On May 5, 2016, Sprouts Farmers Market (NASDAQ:SFM) announced the company's earnings. As depicted below, this led to a substantial decline in the stock price. What is not illustrated in this figure is the fact that the company traded lower by over 10 percent before closing the day down nearly 8 percent.
Source: Yahoo! Finance
During these lows, a position was added to Sprouts Farmers Market at total cost of $25.18/share. This appeared to be a great move days later, but with the broader market declines, the stock has come back down to immediate post earnings levels.
The clear catalyst weighing on the company was the revenue miss. Estimates were for just over $1 billion and the company missed these estimates by about $17 million. In essence, instead of meeting growth targets of 17.8 percent, the company grew 15.8 percent, a 200 basis point decline.
From a long-term perspective, the top-line miss was not catastrophic by any means and was actually still strong. With diluted EPS improving by nearly 26 percent and free cash flow growing by nearly 90 percent, this begs the question as to how the market is valuing growth.
Apparently, the market is looking for perfect performance from all angles. As of May 13 th, Sprouts Farmers Market traded with a P/E ratio of 28 times earnings on a trailing twelve-month, TTM basis. The forward P/E is currently at 26 and 22 times 2016 and 2017 diluted EPS estimates.
Comparing companies to peers is important, but most companies are never exactly the same. Whole Foods Market (NASDAQ:WFM) is a good peer to use for this exercise. Whole Foods Market's future P/E ratios for the same years are both fairly close to 20 times earnings. However, it should be noted that the company is expected to grow earnings by negative 2 percent from 2015 levels, whereas Sprouts Farmers Market is estimated to grow earnings by over 30 percent.
Similarly on the revenue side, Whole Foods Market is expected to grow revenue 9 percent through 2017, whereas Sprouts Farmers Market is estimated to grow its revenues by 36 percent for the fiscal year comparison.
Many older consumer staple companies with stronger brands than Sprouts Farmers Market's private label are trading with P/E multiples equal to or higher 2017 levels. Companies include McCormick & Company (NYSE:MKC), Campbell Soup Company (NYSE:CPB), General Mills (NYSE:GIS), among others. While these are not direct peers, it still speaks to the sector's valuation, and more importantly, to Sprouts Farmers Market's substantial outperformance for revenue, diluted EPS and free cash flow growth.
Specifically, while revenues missed estimates, the company improved its profit margin year-over-year, YOY by 30 basis points approaching 5 percent. The growth in profits lately have translated to substantial performance of free cash flow growth driven by operating cash flow growth of nearly 45 percent. Capital budget costs have remained stable so the company took the opportunity to return value to shareholders by stock repurchases.

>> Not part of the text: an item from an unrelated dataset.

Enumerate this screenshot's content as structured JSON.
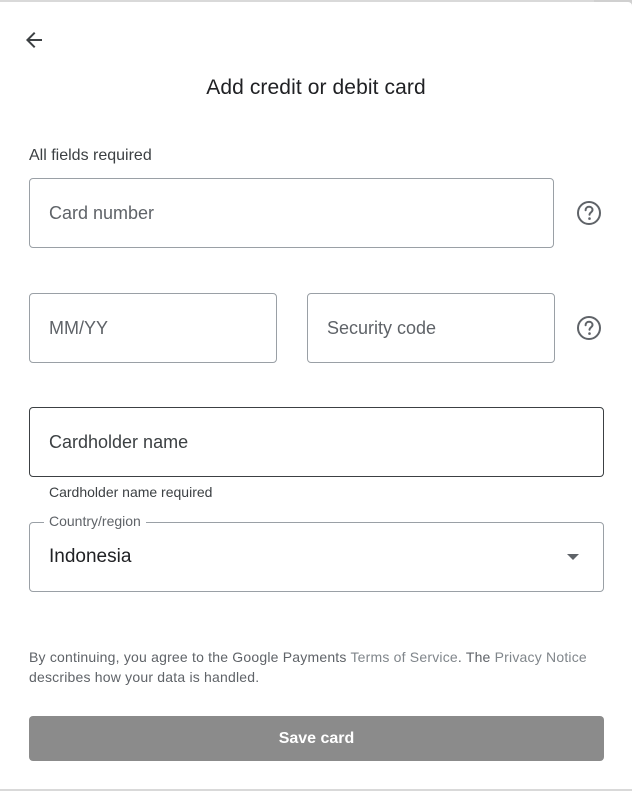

Valuation measure by EV/EBITDA has greatly declined from nearly 20 times during 2014 to 12 times currently. All of these indicators point to Sprouts Farmers Market growing at a rate much faster than the majority of companies in the consumer staples sector. The valuation during 2017 and 2018 will be approaching equivalent or even lower levels versus many of these peers.

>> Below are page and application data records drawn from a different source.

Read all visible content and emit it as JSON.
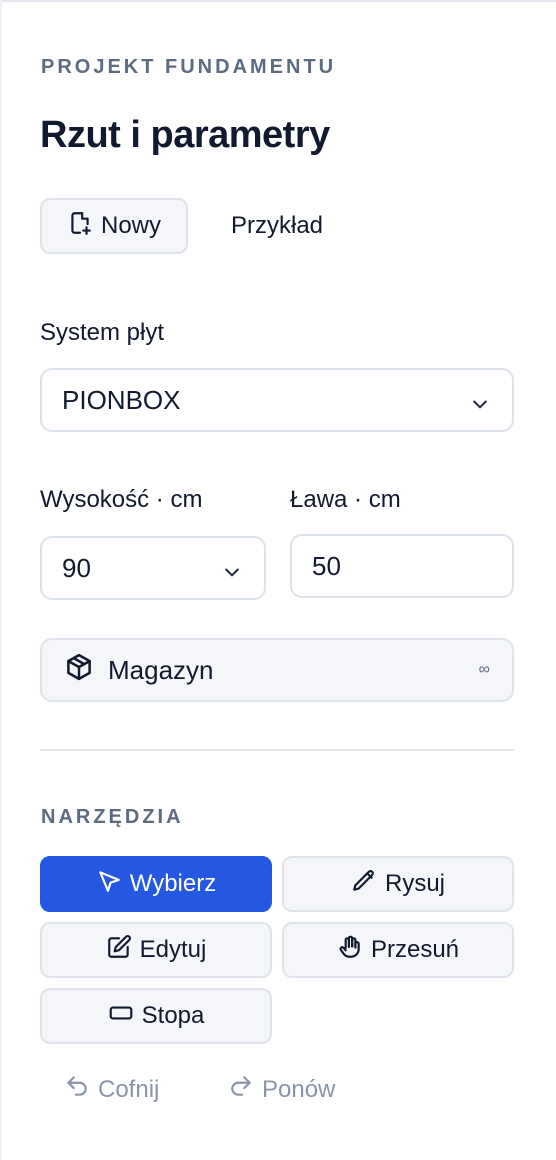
{
  "panel": {
    "eyebrow": "PROJEKT FUNDAMENTU",
    "title": "Rzut i parametry"
  },
  "actions": {
    "new_label": "Nowy",
    "new_icon": "file-plus-icon",
    "example_label": "Przykład"
  },
  "plate_system": {
    "label": "System płyt",
    "value": "PIONBOX"
  },
  "height": {
    "label": "Wysokość · cm",
    "value": "90"
  },
  "footing": {
    "label": "Ława · cm",
    "value": "50"
  },
  "warehouse": {
    "label": "Magazyn",
    "icon": "package-icon",
    "badge": "∞"
  },
  "tools": {
    "heading": "NARZĘDZIA",
    "select_label": "Wybierz",
    "draw_label": "Rysuj",
    "edit_label": "Edytuj",
    "pan_label": "Przesuń",
    "footing_label": "Stopa",
    "undo_label": "Cofnij",
    "redo_label": "Ponów"
  },
  "colors": {
    "accent": "#2558e0",
    "text": "#111a2e",
    "muted": "#8a96a8",
    "border": "#dfe4ec"
  }
}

Based on this, I feel comfortable with a premium valuation including a P/E multiple of 25 times diluted EPS for the mid-term. While this suggests a stock price of $24.25/share for 2016, 2017's price target based on this multiple would be $28.50/share, suggesting potential 13 percent upside over the next 12 months. Additionally, the free cash flow yield has improved to nearly 4 percent based upon the current price. In the event this yield grows higher resulting from future earnings beats, the company's stock price could increase or a higher premium could occur.

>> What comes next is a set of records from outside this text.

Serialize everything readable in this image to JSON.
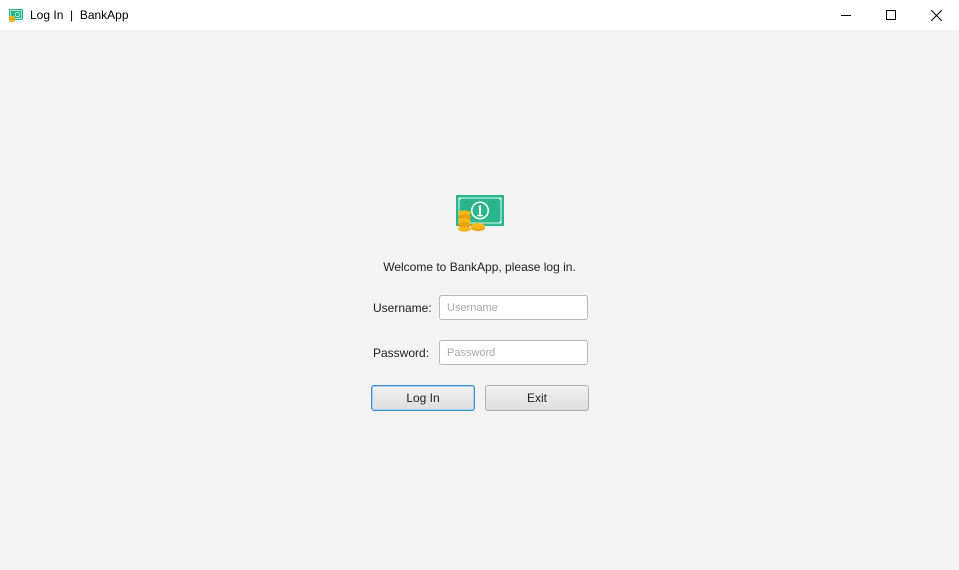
{
  "window": {
    "title": "Log In  |  BankApp",
    "icon": "bankapp-money-icon",
    "controls": {
      "minimize": "minimize-icon",
      "maximize": "maximize-icon",
      "close": "close-icon"
    }
  },
  "login": {
    "logo": "cash-and-coins-icon",
    "welcome": "Welcome to BankApp, please log in.",
    "username_label": "Username:",
    "username_placeholder": "Username",
    "username_value": "",
    "password_label": "Password:",
    "password_placeholder": "Password",
    "password_value": "",
    "login_button": "Log In",
    "exit_button": "Exit"
  },
  "colors": {
    "background": "#f3f3f3",
    "titlebar": "#ffffff",
    "banknote": "#2bb58c",
    "coin": "#f5b818",
    "focus_border": "#3c8ec9"
  }
}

For those worried about competitor stores increasing, it is not a question of saturation of the market by the number of potential stores. It is rather a question of the Sprouts Farmers Market brand being farmers market focused keeping a higher supply of fresh items versus processed food and snacks, which dominate many other grocers.
Keeping tabs on Sprouts Farmers Market revenue growth will still be very important. But in a sector that has witnessed revenue declines for older companies and slowing growth for newer entrants, Sprouts Farmers Market has the potential to continue being a leader moving forward.
Disclosure: I am/we are long SFM.
I wrote this article myself, and it expresses my own opinions. I am not receiving compensation for it (other than from Seeking Alpha). I have no business relationship with any company whose stock is mentioned in this article.